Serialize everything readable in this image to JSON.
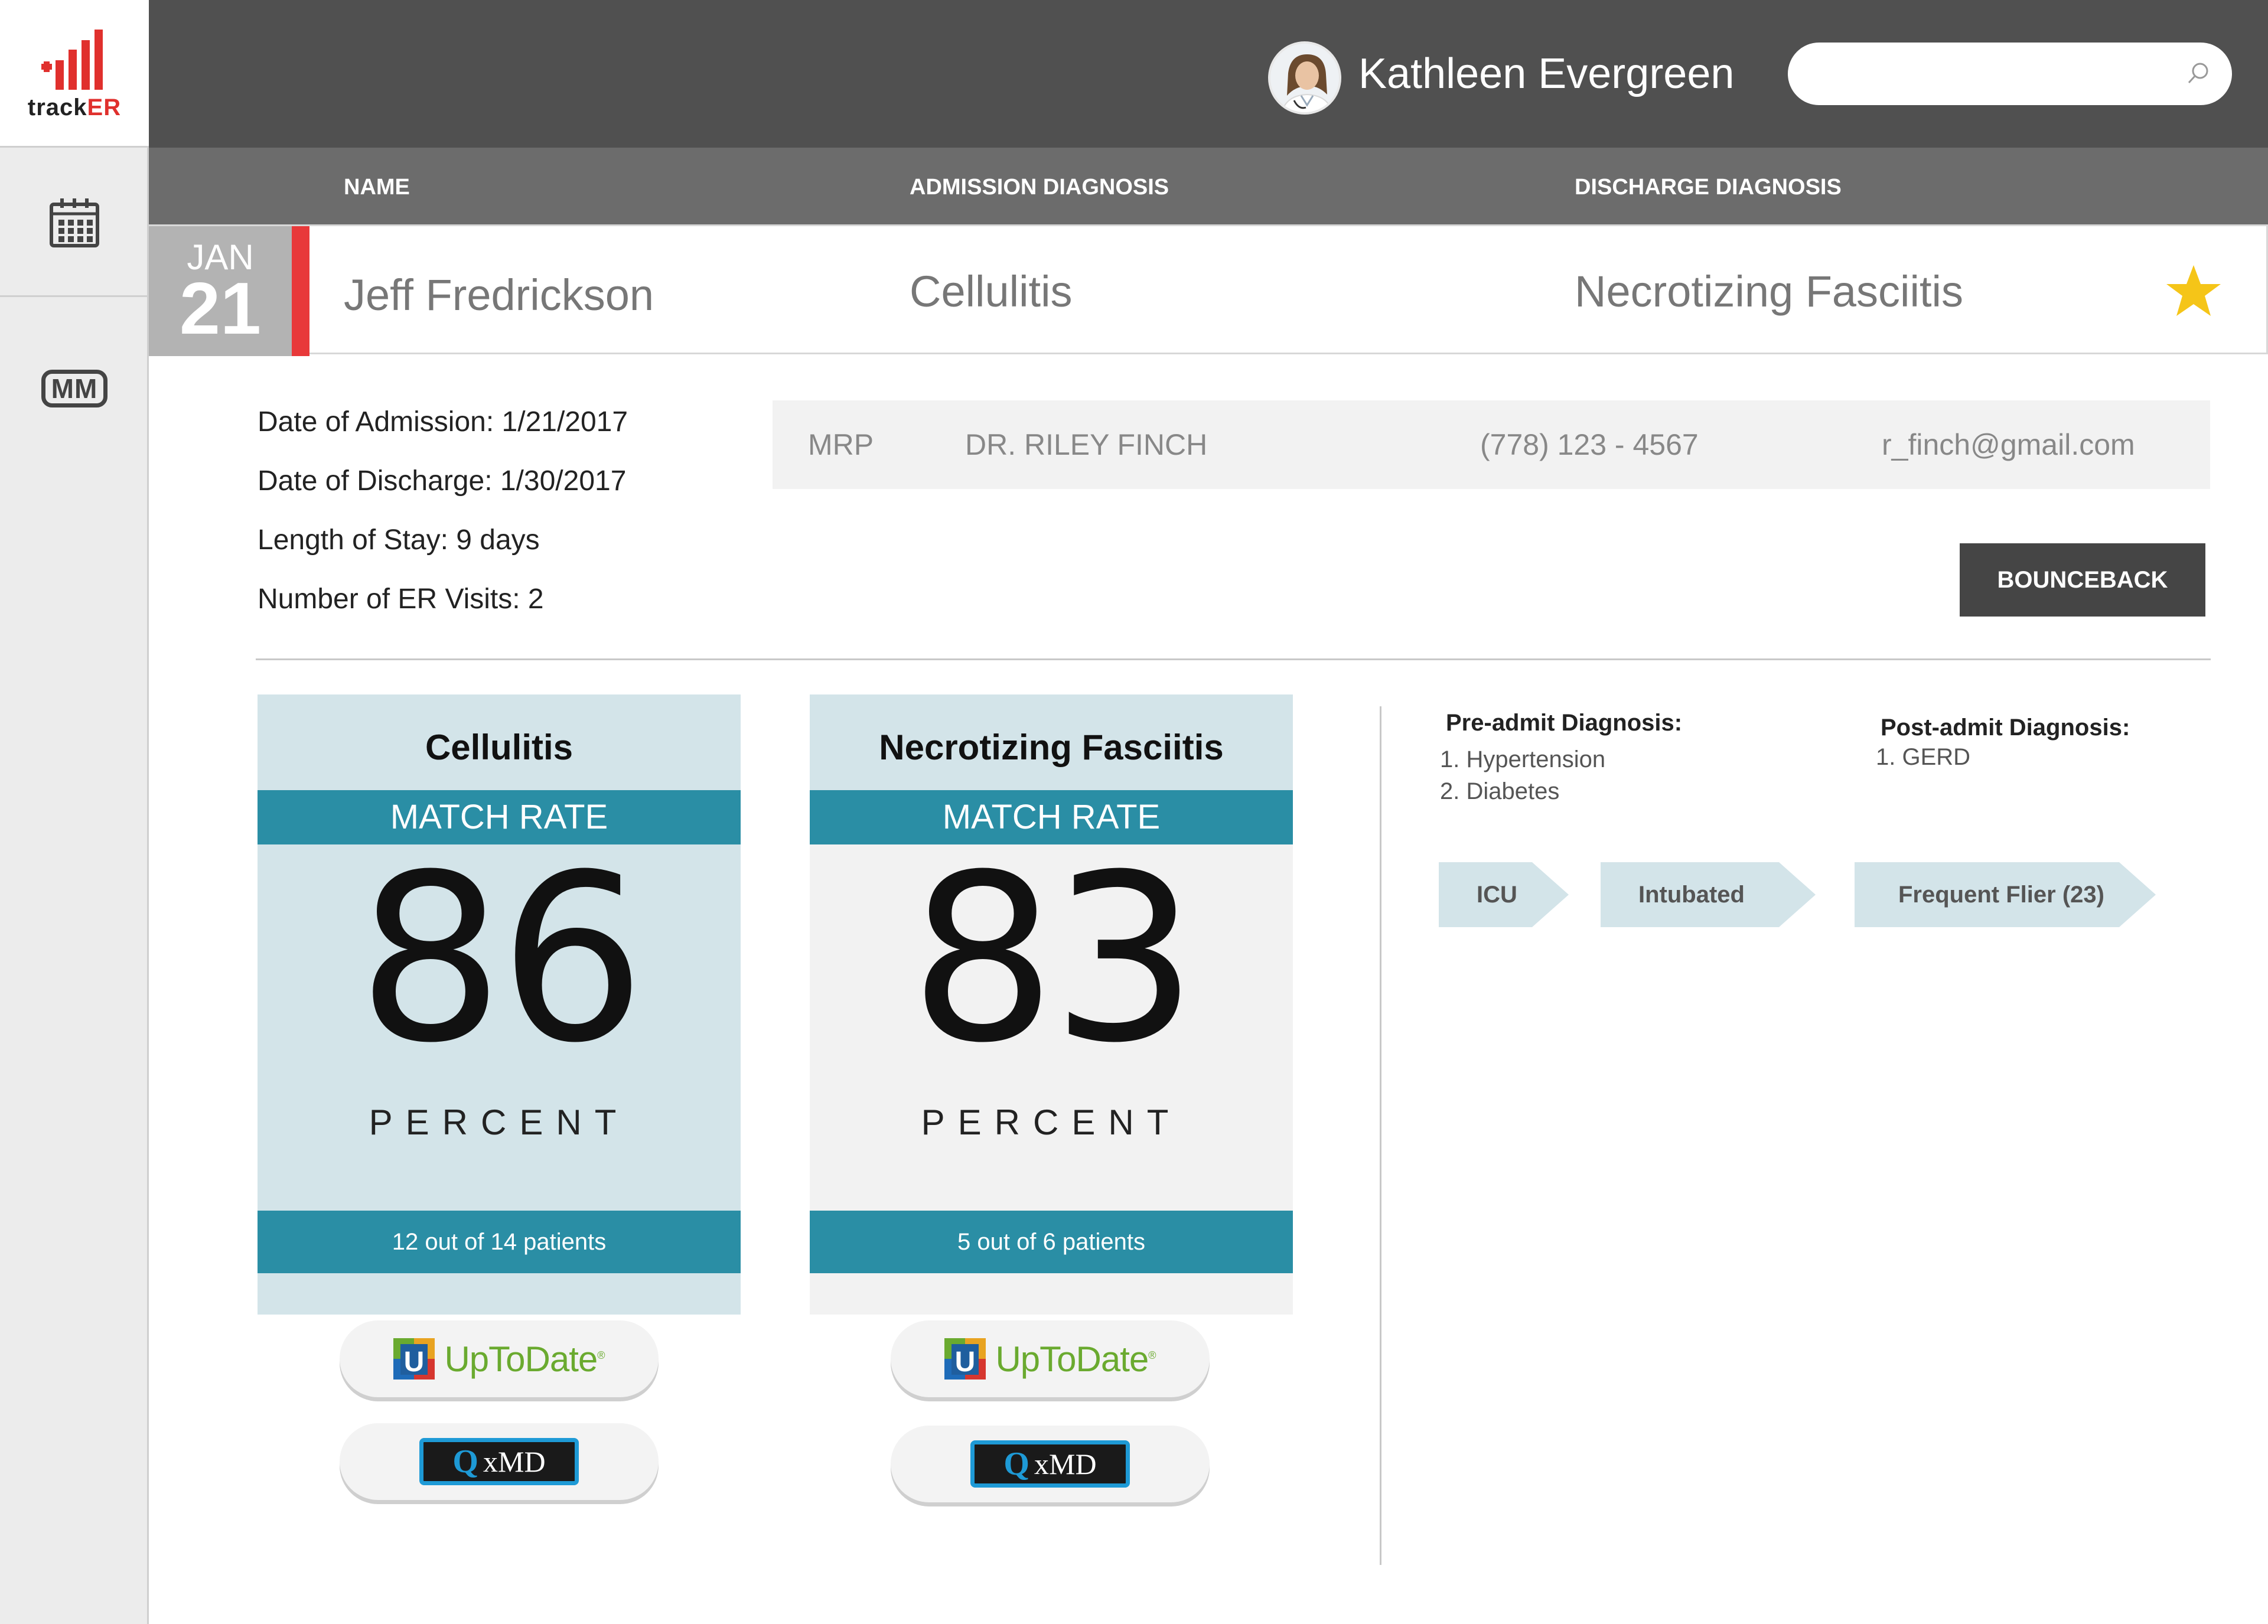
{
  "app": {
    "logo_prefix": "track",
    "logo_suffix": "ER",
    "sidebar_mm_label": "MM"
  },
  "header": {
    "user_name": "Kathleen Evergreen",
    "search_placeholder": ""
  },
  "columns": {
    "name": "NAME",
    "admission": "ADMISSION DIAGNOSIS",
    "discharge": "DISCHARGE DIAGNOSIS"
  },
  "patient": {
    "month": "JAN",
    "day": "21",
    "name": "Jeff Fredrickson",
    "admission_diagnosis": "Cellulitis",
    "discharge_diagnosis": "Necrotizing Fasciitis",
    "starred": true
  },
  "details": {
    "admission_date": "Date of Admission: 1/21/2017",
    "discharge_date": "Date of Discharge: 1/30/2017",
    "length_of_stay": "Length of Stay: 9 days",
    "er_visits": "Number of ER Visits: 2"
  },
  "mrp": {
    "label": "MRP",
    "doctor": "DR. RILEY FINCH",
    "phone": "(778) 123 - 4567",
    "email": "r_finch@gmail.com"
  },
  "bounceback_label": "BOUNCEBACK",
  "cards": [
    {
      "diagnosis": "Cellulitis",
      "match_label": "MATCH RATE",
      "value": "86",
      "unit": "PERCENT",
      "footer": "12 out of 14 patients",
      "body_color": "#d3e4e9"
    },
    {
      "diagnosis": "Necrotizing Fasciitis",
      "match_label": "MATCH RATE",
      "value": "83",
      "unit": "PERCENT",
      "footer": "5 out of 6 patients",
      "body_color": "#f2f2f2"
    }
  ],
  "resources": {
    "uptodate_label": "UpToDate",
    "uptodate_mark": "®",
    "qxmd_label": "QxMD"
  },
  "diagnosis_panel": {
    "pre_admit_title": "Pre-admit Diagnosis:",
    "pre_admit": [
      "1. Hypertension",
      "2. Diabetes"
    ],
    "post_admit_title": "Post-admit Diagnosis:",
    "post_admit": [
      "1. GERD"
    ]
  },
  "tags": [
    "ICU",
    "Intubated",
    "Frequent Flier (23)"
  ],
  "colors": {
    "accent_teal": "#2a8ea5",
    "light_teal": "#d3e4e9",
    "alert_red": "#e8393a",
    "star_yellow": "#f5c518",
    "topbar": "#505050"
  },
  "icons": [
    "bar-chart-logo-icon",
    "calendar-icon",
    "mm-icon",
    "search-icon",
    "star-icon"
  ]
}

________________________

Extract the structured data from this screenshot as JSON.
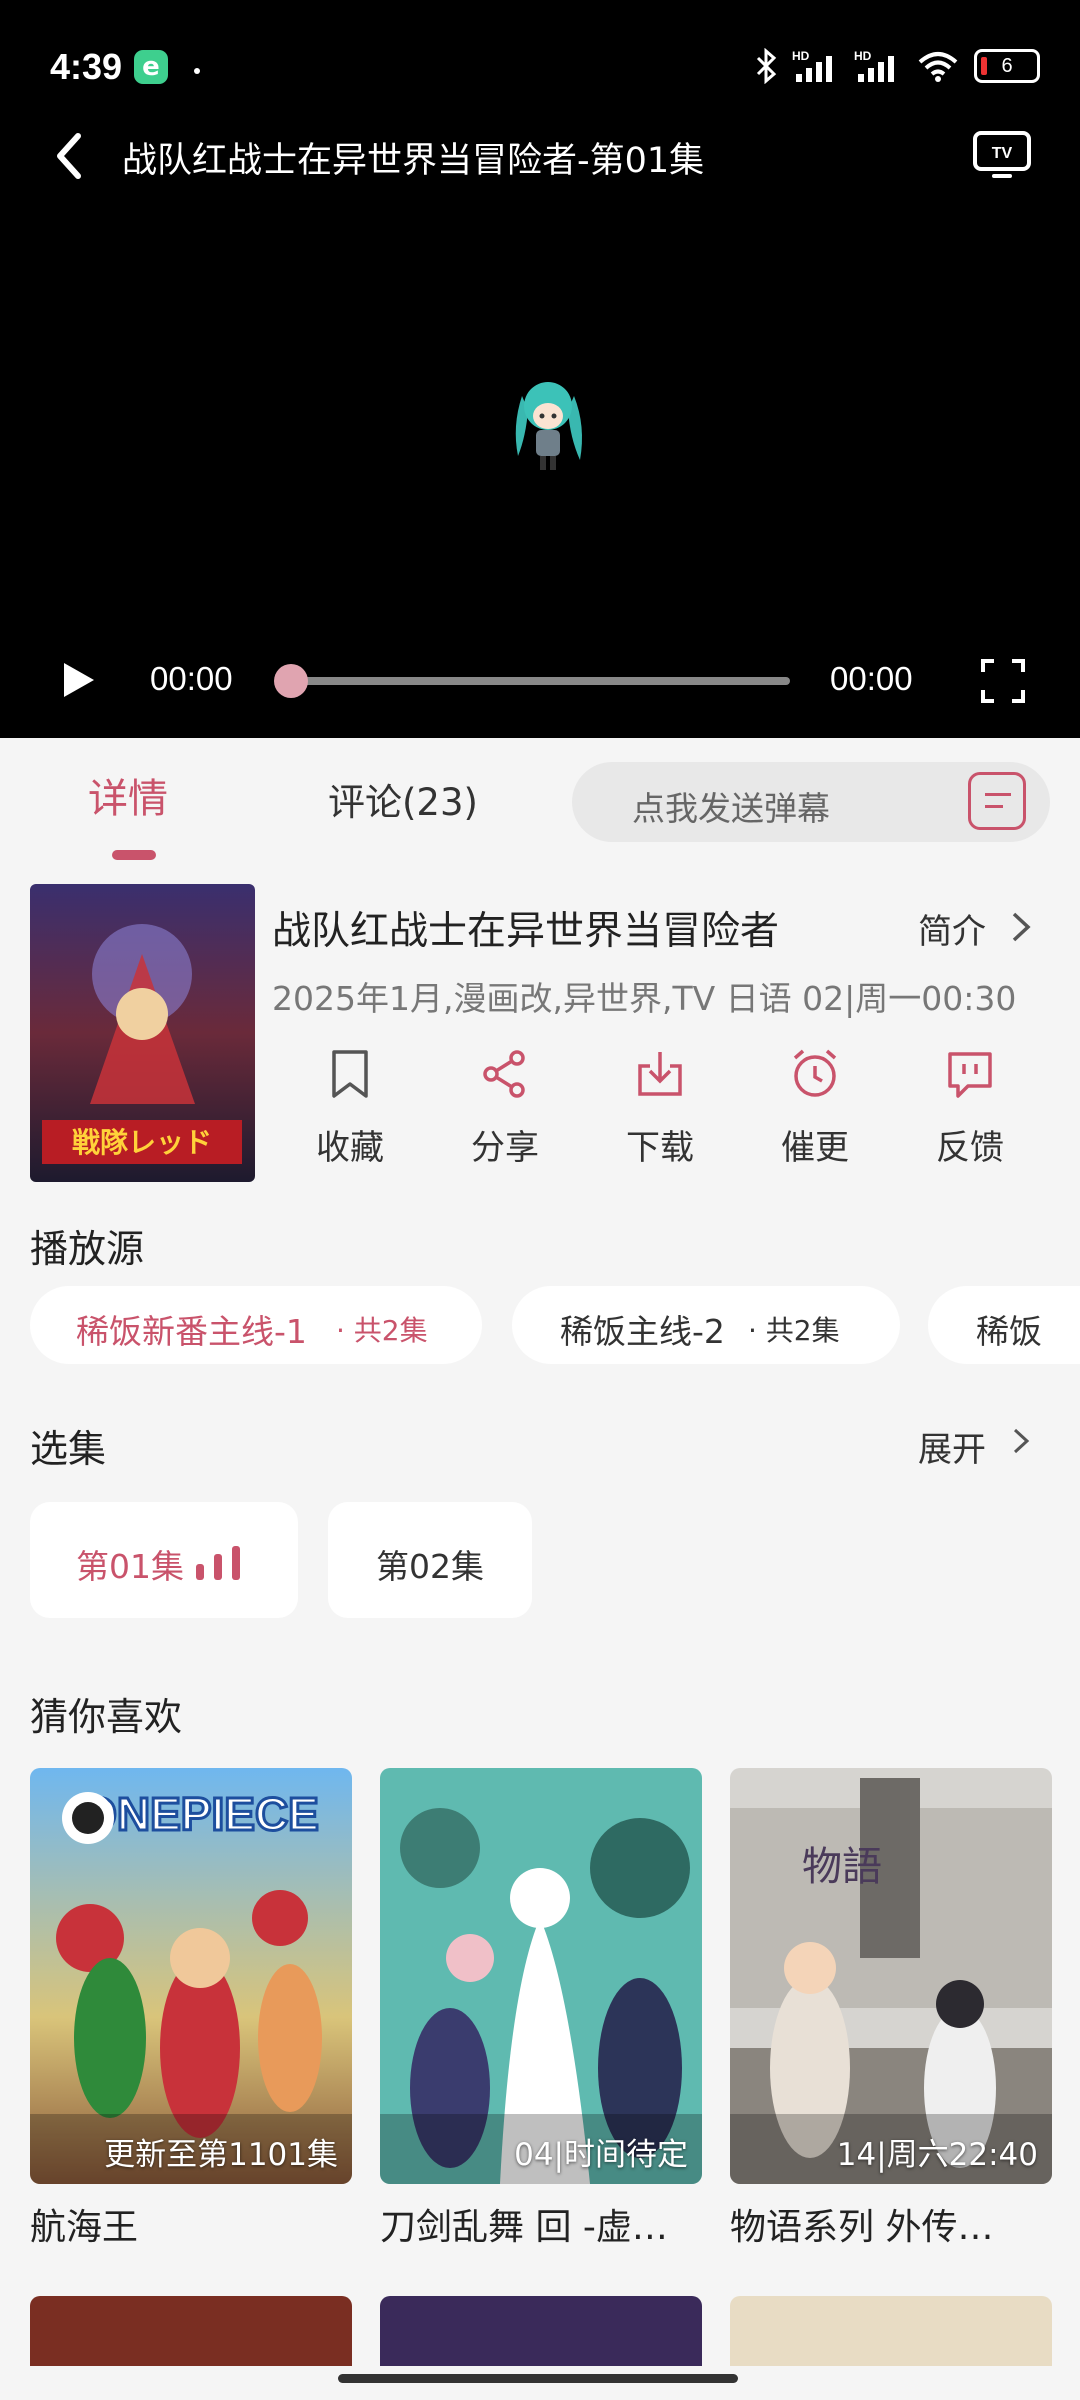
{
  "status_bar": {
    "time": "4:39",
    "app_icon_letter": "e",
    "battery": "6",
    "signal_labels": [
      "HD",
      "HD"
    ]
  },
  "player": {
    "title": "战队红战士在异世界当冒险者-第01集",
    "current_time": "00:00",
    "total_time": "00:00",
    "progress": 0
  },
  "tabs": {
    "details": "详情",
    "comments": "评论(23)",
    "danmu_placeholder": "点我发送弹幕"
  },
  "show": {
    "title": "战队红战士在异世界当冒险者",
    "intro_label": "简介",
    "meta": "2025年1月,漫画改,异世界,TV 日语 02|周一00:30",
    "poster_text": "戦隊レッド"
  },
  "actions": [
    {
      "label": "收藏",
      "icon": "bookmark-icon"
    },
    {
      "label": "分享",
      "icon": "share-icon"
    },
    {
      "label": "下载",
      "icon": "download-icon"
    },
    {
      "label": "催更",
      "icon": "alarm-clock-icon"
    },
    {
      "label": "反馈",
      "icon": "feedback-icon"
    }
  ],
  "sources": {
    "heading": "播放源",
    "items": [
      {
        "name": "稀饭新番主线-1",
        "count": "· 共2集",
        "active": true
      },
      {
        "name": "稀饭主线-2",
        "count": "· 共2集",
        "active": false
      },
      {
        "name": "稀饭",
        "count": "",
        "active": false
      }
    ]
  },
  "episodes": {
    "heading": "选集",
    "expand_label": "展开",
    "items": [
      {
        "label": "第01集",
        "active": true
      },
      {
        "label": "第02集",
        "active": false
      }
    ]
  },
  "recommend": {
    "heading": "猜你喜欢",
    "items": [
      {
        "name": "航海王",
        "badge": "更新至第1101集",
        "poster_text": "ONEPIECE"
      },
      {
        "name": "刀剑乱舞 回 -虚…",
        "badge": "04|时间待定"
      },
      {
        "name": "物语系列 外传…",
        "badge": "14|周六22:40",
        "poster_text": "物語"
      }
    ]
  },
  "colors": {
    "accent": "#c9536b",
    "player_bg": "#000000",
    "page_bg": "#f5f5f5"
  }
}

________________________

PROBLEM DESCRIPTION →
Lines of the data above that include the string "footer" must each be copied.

TASK RESPONSE →
      "footer": "12 out of 14 patients",
      "footer": "5 out of 6 patients",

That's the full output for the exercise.